About this task: Repeat every record exactly, but keep images out of the copy.
----------
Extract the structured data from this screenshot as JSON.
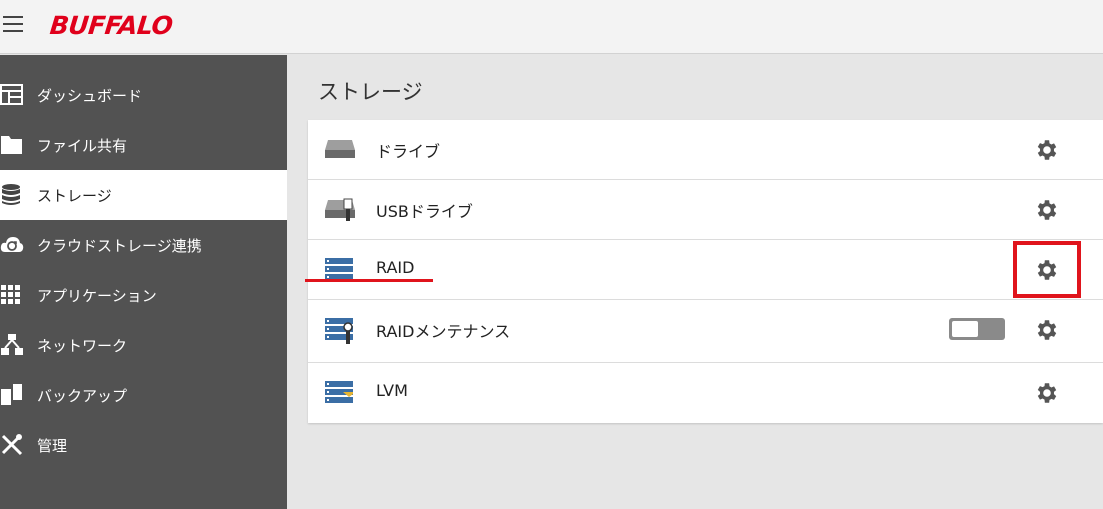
{
  "brand": {
    "logo_text": "BUFFALO",
    "accent": "#e0001b"
  },
  "sidebar": {
    "items": [
      {
        "label": "ダッシュボード",
        "icon": "dashboard-icon",
        "active": false
      },
      {
        "label": "ファイル共有",
        "icon": "folder-icon",
        "active": false
      },
      {
        "label": "ストレージ",
        "icon": "database-icon",
        "active": true
      },
      {
        "label": "クラウドストレージ連携",
        "icon": "cloud-sync-icon",
        "active": false
      },
      {
        "label": "アプリケーション",
        "icon": "apps-grid-icon",
        "active": false
      },
      {
        "label": "ネットワーク",
        "icon": "network-icon",
        "active": false
      },
      {
        "label": "バックアップ",
        "icon": "backup-icon",
        "active": false
      },
      {
        "label": "管理",
        "icon": "tools-icon",
        "active": false
      }
    ]
  },
  "main": {
    "title": "ストレージ",
    "rows": [
      {
        "label": "ドライブ",
        "icon": "drive-icon"
      },
      {
        "label": "USBドライブ",
        "icon": "usb-drive-icon"
      },
      {
        "label": "RAID",
        "icon": "raid-icon"
      },
      {
        "label": "RAIDメンテナンス",
        "icon": "raid-maintenance-icon",
        "toggle": "off"
      },
      {
        "label": "LVM",
        "icon": "lvm-icon"
      }
    ]
  },
  "colors": {
    "sidebar_bg": "#525252",
    "annotation_red": "#e0141c",
    "raid_blue": "#3b6ea5"
  }
}
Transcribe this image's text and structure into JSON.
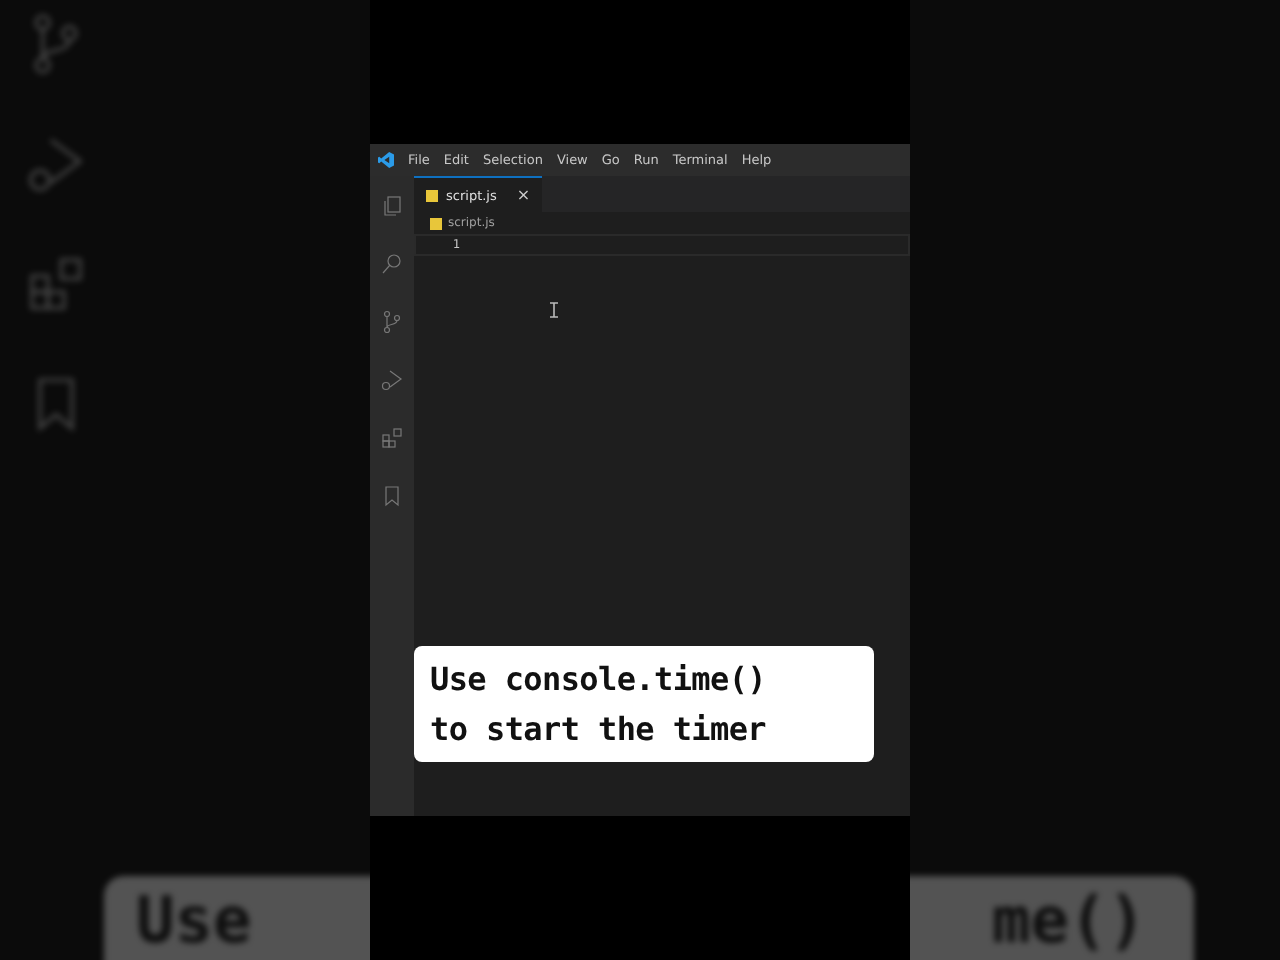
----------
Response:
Extract the structured data from this screenshot as JSON.
{
  "brand": {
    "logo_text": "BUFFALO",
    "accent": "#e0001b"
  },
  "sidebar": {
    "items": [
      {
        "label": "ダッシュボード",
        "icon": "dashboard-icon",
        "active": false
      },
      {
        "label": "ファイル共有",
        "icon": "folder-icon",
        "active": false
      },
      {
        "label": "ストレージ",
        "icon": "database-icon",
        "active": true
      },
      {
        "label": "クラウドストレージ連携",
        "icon": "cloud-sync-icon",
        "active": false
      },
      {
        "label": "アプリケーション",
        "icon": "apps-grid-icon",
        "active": false
      },
      {
        "label": "ネットワーク",
        "icon": "network-icon",
        "active": false
      },
      {
        "label": "バックアップ",
        "icon": "backup-icon",
        "active": false
      },
      {
        "label": "管理",
        "icon": "tools-icon",
        "active": false
      }
    ]
  },
  "main": {
    "title": "ストレージ",
    "rows": [
      {
        "label": "ドライブ",
        "icon": "drive-icon"
      },
      {
        "label": "USBドライブ",
        "icon": "usb-drive-icon"
      },
      {
        "label": "RAID",
        "icon": "raid-icon"
      },
      {
        "label": "RAIDメンテナンス",
        "icon": "raid-maintenance-icon",
        "toggle": "off"
      },
      {
        "label": "LVM",
        "icon": "lvm-icon"
      }
    ]
  },
  "colors": {
    "sidebar_bg": "#525252",
    "annotation_red": "#e0141c",
    "raid_blue": "#3b6ea5"
  }
}
Transcribe this image's text and structure into JSON.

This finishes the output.